Rushcliffe in Nottinghamshire has also witnessed an increase in infections, going from 189.6 to 215.6.
Looking further North and Bury in Greater Manchester has also seen a rise in cases, going from 196.3 to 205.8.
North West Leicestershire has also seen an increase, going from 196.9 to 202.7.
In the North West, Tameside also witnessed a jump, going from 186.8 to 200 and despite a rise in infections, it’s not the most infections place in Greater Manchester, sitting behind Bolton, Salford and Bury.
Calderdale in West Yorkshire has seen a jump from 177.3 to 191.1 and sadly in the last 24 hours six new coronavirus deaths have been recorded at Calderdale and Huddersfield Trust.
Boston in Lincolnshire has seen a rise in cases, going from 182.4 to 186.7.
Cases of the virus in Hull in East Yorkshire have also gone up from 159 to 163.2.
Another area that has witnessed an increase in cases in Hambleton in North Yorkshire.
Infections here have jumped from 124.5 to 140.8.
Today frontline social care workers in the area were urged to sign up to get the vaccine in order to stop the transmission of Covid-19.
West Lindsey in Lincolnshire has jumped from 84.7 to 128.6 and Lincoln has jumped from 91.6 to 125.9.
‘NO ROOM FOR COMPLACENCY’
Cases in Mole Valley in Surrey have also increased from 100.9 to 105.5.
Local councillors have warned residents that just a couple of families can have an impact when it comes to a rise in infection rates.
Fetcham West district councillor Paul Kennedy said there is “no room for complacency” and added that he would not support lifting a lockdown.
Cases have also increased in South Lakeland in in Cumbria going from 82.8 per 100,000 to 92.3.
Exeter has also seen a big jump in cases, going from 30.4 to 79.1 in the last seven days.
East Devon also witnessed an increase from 55.4 to 64.9.
While the 16 areas above have witnessed an increase in cases, some of the most infected places in the country have seen a fall in figures.
Middlesbrough has the highest rate in England, with 449 new cases recorded in the seven days to February 12 – the equivalent of 318.5 cases per 100,000 people.
This is down from 356.8 cases per 100,000 people in the seven days to February 5.
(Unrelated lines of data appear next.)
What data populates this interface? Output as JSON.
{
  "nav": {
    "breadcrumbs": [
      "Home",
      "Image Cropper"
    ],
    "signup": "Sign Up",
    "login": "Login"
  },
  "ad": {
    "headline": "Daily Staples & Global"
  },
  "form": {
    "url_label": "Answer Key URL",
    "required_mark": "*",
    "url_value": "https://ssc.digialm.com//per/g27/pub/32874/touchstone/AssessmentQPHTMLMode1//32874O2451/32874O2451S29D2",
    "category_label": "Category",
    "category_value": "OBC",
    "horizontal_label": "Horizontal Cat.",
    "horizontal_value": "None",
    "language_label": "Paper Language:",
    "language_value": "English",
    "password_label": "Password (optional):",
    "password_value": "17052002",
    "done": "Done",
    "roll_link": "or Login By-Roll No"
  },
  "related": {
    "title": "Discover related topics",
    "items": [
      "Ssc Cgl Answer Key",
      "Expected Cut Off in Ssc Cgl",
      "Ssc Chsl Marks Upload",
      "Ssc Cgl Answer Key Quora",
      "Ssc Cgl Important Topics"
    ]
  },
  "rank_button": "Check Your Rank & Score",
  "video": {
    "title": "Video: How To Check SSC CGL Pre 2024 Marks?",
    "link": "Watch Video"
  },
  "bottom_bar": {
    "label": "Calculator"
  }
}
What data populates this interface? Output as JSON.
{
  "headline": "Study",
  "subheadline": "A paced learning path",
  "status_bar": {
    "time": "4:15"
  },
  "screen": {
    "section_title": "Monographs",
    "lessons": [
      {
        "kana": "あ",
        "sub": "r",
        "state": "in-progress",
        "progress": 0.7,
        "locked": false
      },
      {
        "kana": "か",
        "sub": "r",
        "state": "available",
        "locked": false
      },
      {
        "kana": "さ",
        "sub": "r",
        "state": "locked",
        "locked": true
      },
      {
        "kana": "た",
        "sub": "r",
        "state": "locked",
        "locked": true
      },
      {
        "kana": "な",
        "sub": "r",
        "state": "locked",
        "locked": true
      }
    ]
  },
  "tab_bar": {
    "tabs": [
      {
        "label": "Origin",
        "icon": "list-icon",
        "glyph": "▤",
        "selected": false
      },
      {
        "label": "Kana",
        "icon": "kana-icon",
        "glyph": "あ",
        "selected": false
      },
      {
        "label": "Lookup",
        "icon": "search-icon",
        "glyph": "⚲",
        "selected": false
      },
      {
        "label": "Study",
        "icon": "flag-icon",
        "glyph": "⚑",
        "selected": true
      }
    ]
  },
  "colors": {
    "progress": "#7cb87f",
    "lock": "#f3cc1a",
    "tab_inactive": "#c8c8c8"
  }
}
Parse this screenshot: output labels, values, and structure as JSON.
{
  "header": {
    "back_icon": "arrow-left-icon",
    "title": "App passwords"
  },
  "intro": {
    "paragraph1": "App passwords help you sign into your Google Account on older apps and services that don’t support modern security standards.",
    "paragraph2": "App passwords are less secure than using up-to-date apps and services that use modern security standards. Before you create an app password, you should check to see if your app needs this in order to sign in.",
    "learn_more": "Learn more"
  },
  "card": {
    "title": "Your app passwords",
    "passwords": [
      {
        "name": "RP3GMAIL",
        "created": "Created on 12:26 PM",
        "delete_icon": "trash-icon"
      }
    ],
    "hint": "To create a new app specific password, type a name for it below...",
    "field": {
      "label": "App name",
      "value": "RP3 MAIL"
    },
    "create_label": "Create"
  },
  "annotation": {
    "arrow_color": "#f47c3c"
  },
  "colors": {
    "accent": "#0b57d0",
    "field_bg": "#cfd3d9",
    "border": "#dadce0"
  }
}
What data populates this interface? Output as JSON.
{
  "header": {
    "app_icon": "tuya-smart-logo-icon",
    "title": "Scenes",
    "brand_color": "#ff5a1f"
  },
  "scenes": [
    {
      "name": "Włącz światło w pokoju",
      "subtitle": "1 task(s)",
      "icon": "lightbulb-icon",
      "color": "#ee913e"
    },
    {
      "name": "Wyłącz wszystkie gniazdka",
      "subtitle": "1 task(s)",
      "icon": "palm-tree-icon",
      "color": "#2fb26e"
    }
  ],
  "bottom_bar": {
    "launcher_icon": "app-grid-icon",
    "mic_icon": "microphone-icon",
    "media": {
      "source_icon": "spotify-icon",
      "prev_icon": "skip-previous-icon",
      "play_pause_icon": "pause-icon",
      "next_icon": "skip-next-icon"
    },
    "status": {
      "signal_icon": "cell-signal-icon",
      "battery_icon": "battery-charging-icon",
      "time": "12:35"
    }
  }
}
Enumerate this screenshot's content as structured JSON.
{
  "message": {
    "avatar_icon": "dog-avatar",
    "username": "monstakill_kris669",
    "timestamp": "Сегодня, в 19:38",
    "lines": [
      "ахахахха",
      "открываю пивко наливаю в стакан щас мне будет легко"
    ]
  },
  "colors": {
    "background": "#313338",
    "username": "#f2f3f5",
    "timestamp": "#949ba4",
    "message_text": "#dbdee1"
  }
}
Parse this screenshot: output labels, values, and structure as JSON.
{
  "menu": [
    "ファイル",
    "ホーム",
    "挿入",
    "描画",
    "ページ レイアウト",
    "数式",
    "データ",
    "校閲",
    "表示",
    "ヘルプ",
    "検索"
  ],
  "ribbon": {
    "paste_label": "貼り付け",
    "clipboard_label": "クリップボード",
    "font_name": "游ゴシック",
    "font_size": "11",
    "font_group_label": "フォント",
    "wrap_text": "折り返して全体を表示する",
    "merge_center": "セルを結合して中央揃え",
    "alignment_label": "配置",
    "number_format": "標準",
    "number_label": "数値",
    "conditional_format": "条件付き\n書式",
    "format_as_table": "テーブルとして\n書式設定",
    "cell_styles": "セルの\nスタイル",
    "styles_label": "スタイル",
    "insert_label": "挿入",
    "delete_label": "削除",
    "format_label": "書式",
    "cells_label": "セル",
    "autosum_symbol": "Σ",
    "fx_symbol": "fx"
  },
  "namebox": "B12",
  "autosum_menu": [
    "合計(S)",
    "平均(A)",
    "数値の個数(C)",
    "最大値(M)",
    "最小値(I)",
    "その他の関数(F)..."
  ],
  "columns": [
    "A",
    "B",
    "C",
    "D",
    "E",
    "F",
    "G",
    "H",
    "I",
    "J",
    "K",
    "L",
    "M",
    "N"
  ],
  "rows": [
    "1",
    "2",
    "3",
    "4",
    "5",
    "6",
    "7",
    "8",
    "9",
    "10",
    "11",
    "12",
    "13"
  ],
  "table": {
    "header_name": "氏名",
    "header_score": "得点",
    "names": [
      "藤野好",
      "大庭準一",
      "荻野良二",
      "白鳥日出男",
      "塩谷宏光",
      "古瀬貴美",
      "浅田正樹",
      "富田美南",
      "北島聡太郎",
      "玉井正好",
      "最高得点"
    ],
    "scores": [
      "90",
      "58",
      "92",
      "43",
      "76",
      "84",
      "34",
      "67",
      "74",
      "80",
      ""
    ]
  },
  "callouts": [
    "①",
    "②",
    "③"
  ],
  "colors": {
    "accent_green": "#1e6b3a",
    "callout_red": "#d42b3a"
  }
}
Corby in Northamptonshire has the second highest rate, down from 432.0 to 315.7, with 228 new cases.
Sandwell in the West Midlands is in third place, down from 409.5 to 291.7, with 958 new cases.